1/10/2006 3:58pm, #14
I still love attackproof.com's "method of realistic knife defense"... personally I think the break dancing attack of doom againt compliant opponents is far superior to chalk knife fighting any day. You know, for real world combat situations.
Really though, it sounds like the chalk knife thing is nothing more than shotokan point fighting with weapons. Do they throw in monty python rules too?
Ultimately I guess the point is your art can never be alive ENOUGH. Experience is a fantastic teacher and your best experience is as full contact weapon/open hand fighting. The more actual experience you have, the more you know what works and what doesn't in ACTUAL experience - the rest is just theory.
1/10/2006 4:11pm, #15Originally Posted by saturnjunkie
1/10/2006 8:22pm, #16Originally Posted by Aesopian
Holy ****, your just an idiot.
1/10/2006 8:43pm, #17
Originally Posted by saturnjunkie
- Join Date
- Mar 2005
Besides, if an attacker has a knife you are going to get cut. It doesnít matter if you are a MMA badass who stomped the **** out of Tito Ortiz. The guy with the knife will win 99% of the time.
1/10/2006 8:57pm, #18
- Join Date
- Apr 2005
- Seattle (Ballard), WA
Use tazers for knife sparring. Not the kind that shoot, the kind that you hold and zap. I believe someone has started manufacturing a dummy blade that carries the current, giving you more of an edge to work with. Even a normal tazer works pretty well though.
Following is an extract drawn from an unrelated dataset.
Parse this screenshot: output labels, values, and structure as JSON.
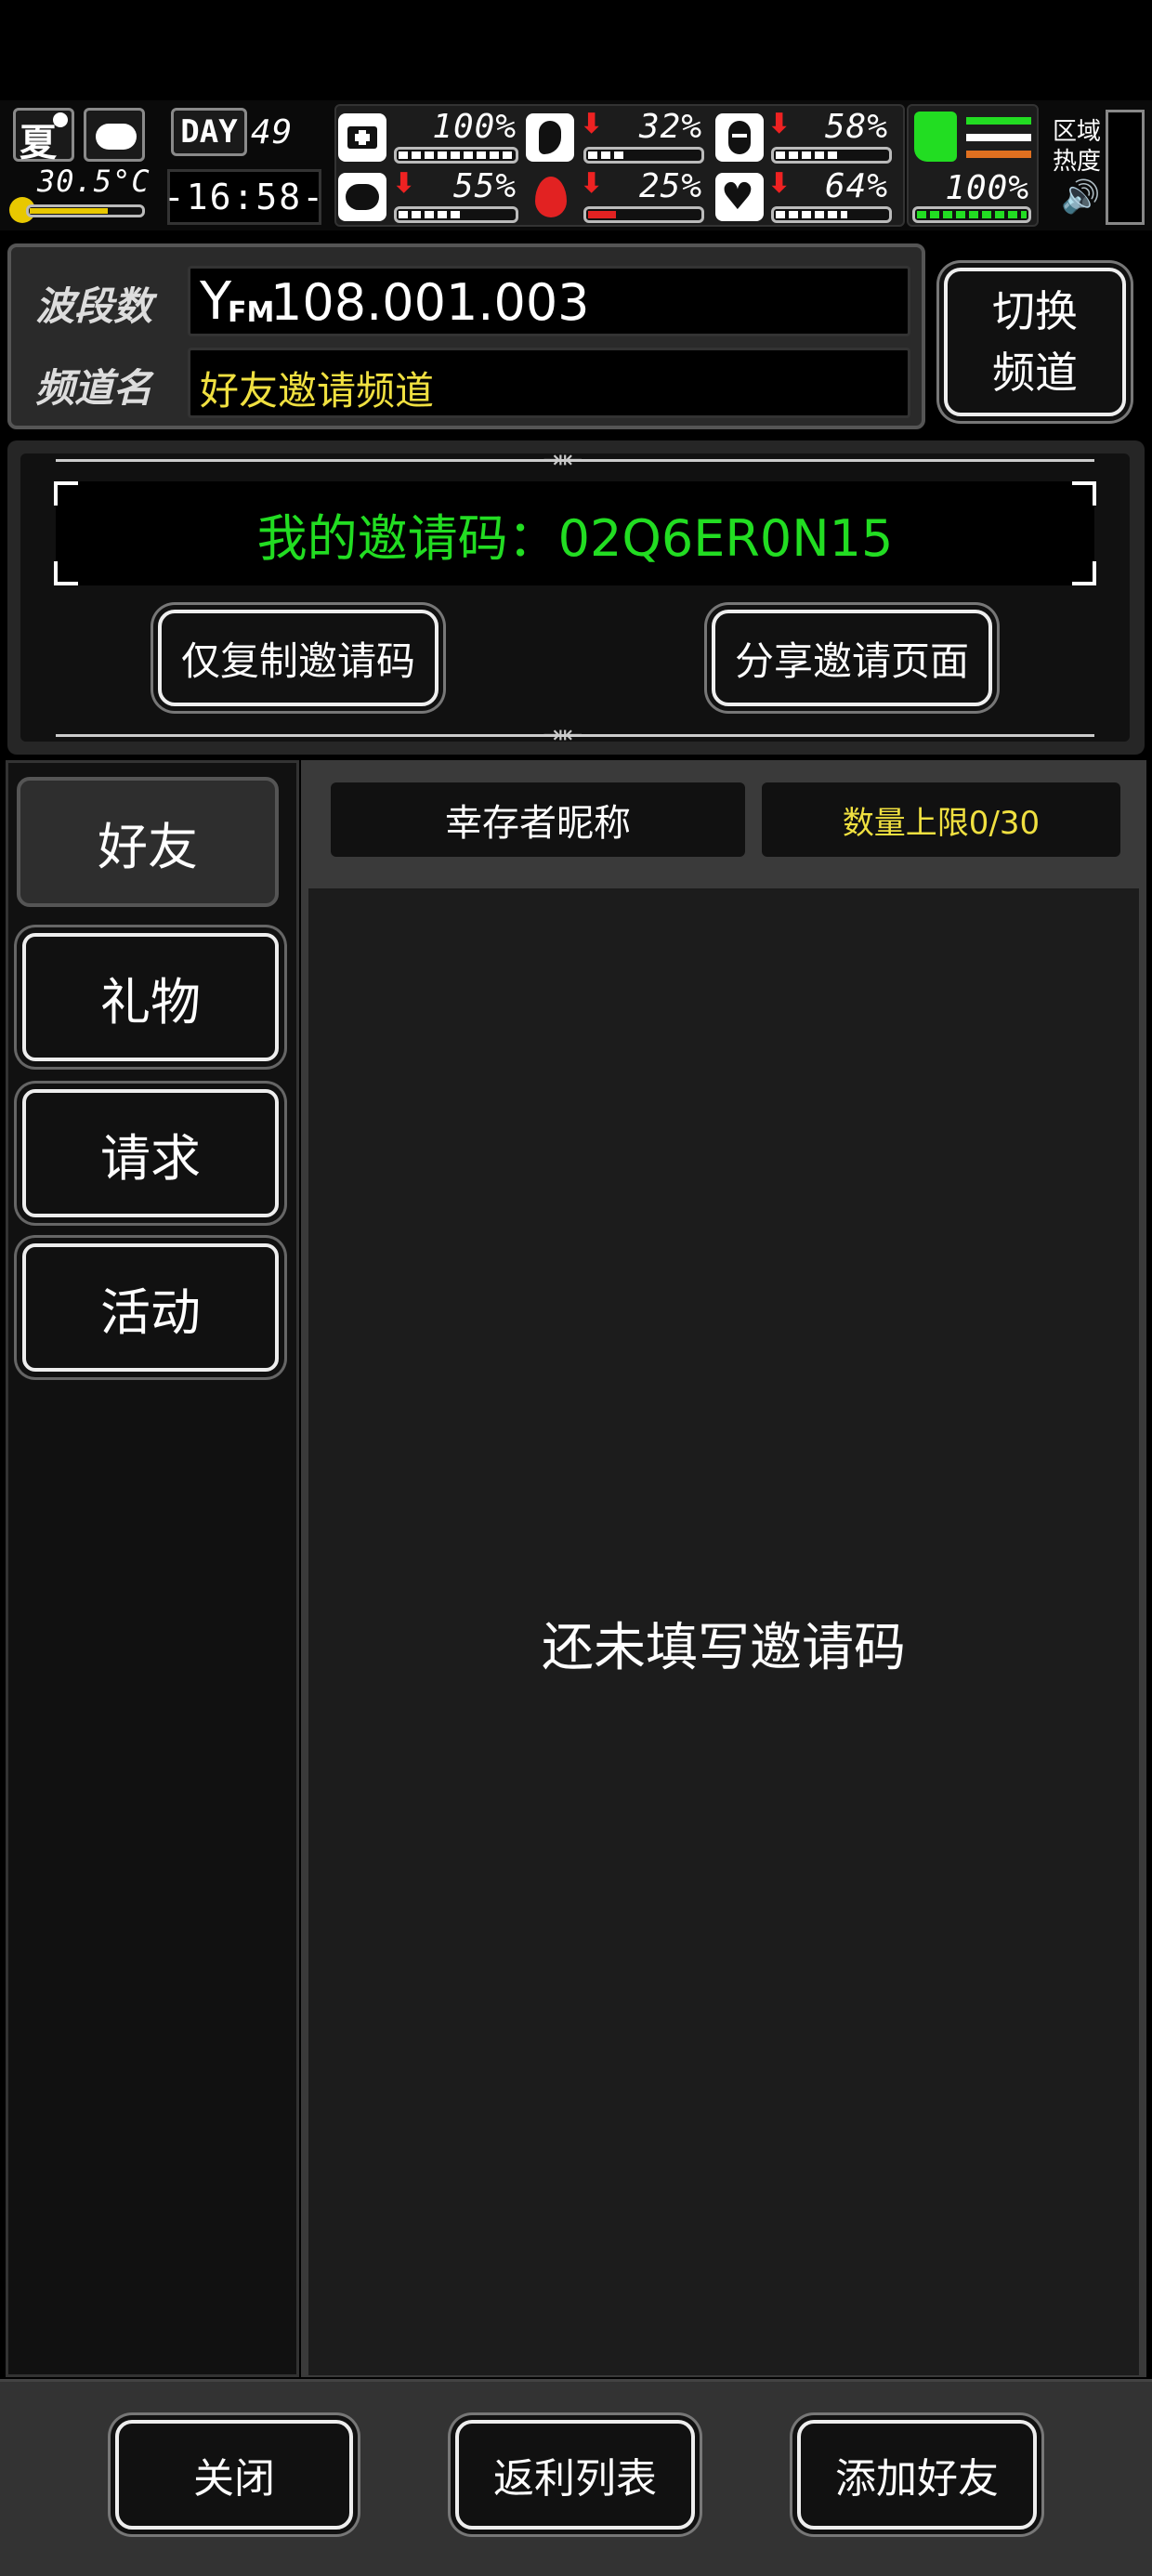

They hurt like a sob when you get stuck or "cut", but you learn to fight through it. They pretty much force you into a more realistic reaction when someone is trying to stick you with one. Plus they are very cheap.
1/10/2006 9:04pm, #19Originally Posted by KageKaze
1/10/2006 9:28pm, #20
Knife fighting and traing for self-defense against a knife are two different things.
In most self-defense situations, you, or someone with you has been stabbed,
and you now have to figure out how you are going to survive.
If you are attacked by someone with a knife, you are going to get cut. However,
you can survive. The first time I was attacked with a knife, my aikido training
almost got me killed. The guy approached, and flashed his knife for effect. But,
my (supreme confidece in my having faced many knives, swords, and all manner
of weapons in my aikido and karate training) mannerism (I just looked at him
and waited for the attack) must have changed his mind about a demand, and he
just started slicing and dicing (omg, that's not how he's supposed to attack!).
Well, as my instictive aikido took over, and I entered, going for the knife hand,
he (very rudely!) sliced my palm, back-cut my forearrm, sliced at my wrist, and cut
into the back of my forearm. . .all in about a second. As my brain rebelled, he flicked
a chunk out of my bicept.
Good thing I didn't only train in aikido. . .
The judo, and bagwork took over, and I survived this encounter. I also began my
search for training to make sure this didn't happen again. FMA, CMA, knife-specific
training, a look into rbsd-type training. . .it still happened.
Another city, another knife attack, another bunch of cuts. Still, I did survive. And, I
was better prepared.
The only to not to get cut is to not be there.